I don’t know if all creatives are like this, but I can be a fickle writer. I’m in love with a project and as I’m working on it, it sparks some too-amazing-to-not-start-writing-right-now idea and *poof!* off I go to start in on that new one. So, deadline, accountability, and falling in love in the moment.
Ami: What advice would you give to someone who wants to write for a living?
Julie: I'm going to address this one in stages:
A. Writing “for a Living”:
If the person wants to support him/herself solely on writing (and there’s no second income or sources of financial support), my advice is to find more than one stream of writing income. The kind of money needed to support oneself is going to come from gigs other than trying to write and publish a novel that may or may not be published and may or may not sell copies.
A lot of writers teach writing (or literature) as K-12 teachers or college professors (part-time or full-time). There are other options that can be more lucrative and allow more freedom, such as teaching writing workshops.
B. Be Open to Learning from Others:
After years of teaching writing in various forms (Creative Writing, Writing for Publication, Journalism, Composition Writing, Business Writing) and taking writing courses years ago, I offer this: check your ego at the door.

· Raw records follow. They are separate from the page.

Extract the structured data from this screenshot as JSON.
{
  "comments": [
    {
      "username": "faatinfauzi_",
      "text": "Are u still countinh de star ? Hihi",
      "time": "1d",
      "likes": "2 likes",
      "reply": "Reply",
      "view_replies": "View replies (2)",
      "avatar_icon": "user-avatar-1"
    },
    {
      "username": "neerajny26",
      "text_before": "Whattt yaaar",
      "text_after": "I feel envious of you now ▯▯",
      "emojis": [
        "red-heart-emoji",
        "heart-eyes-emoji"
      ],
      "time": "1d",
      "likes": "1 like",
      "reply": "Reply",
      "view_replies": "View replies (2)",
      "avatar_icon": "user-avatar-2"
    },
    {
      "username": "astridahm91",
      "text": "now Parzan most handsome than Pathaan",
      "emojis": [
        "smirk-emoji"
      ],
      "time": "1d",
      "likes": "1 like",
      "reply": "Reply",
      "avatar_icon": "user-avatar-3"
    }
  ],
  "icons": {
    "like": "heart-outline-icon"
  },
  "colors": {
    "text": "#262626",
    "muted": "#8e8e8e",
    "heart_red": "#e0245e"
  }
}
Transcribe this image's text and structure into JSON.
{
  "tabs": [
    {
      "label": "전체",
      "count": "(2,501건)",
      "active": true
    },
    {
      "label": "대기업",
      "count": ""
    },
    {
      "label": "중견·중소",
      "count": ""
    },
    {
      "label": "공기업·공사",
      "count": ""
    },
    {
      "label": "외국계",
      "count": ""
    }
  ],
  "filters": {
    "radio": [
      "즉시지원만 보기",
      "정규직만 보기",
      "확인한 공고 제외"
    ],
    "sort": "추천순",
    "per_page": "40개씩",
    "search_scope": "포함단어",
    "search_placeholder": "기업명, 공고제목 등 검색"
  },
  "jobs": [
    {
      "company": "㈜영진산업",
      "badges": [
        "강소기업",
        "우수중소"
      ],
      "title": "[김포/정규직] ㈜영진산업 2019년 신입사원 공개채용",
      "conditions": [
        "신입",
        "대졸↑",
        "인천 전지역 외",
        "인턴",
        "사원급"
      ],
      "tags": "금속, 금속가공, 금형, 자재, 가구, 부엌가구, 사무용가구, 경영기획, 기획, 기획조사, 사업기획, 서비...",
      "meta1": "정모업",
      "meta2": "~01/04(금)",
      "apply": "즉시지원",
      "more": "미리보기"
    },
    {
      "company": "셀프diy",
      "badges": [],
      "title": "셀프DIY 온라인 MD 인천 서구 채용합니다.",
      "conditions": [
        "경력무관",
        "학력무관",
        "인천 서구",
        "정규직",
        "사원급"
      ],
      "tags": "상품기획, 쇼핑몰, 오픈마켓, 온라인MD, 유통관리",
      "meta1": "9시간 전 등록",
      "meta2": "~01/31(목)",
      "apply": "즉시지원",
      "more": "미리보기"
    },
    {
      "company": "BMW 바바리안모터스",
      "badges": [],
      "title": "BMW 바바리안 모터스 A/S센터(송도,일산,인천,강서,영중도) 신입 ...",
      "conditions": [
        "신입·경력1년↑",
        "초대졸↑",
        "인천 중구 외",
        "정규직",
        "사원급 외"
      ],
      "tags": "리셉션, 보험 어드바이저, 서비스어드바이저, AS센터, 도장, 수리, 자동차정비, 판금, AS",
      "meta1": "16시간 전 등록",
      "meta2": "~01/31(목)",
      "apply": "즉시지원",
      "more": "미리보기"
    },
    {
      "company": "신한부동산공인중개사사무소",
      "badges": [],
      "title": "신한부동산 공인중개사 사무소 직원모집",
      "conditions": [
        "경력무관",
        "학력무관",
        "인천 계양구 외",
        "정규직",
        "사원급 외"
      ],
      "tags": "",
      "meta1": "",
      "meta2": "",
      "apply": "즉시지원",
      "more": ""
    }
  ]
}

Remember to remain humble. No one likes a prima donna.
I have been stymied by the outright arrogance of students in college writing courses, my own and others. I once took a course taught by a successful Hollywood screenplay writer. A student, maybe 18 or 19 years old, argued rudely with the professor that, “If it don’t rhyme, it ain’t poetry! Poetry has to rhyme!”
The professor tolerated it to a point, but the guy wouldn’t stop, and finally, through gritted teeth, the prof half turned from the eraser board, and stated loudly and bluntly: ”No. It doesn’t.”
Not long ago, while teaching a writing course, I asked the students to write their introduction paragraphs, then to write their conclusion paragraphs immediately after. A student in the class didn’t want to, insisting loudly, “I don’t write like that!” -- It’s a class. You’re here to try new things. You don’t have to adopt it for the rest of your life. But you do have to open your mind and try it now.
C. Get That You Can Always Glean Something from a Writing Book or Course
I used to have this "I know how to write" thing going on. The more I read great writing books and listened to successful writers on YouTube and other sites, the more I realized there’s always a new perspective, new ideas, and new approaches.
Sometimes I hit a chapter or book and yeah, I already know what they’re talking about. But then I may flip forward a chapter or so, and sometimes find a cool quote or insight that’s useful.
Never quit learning!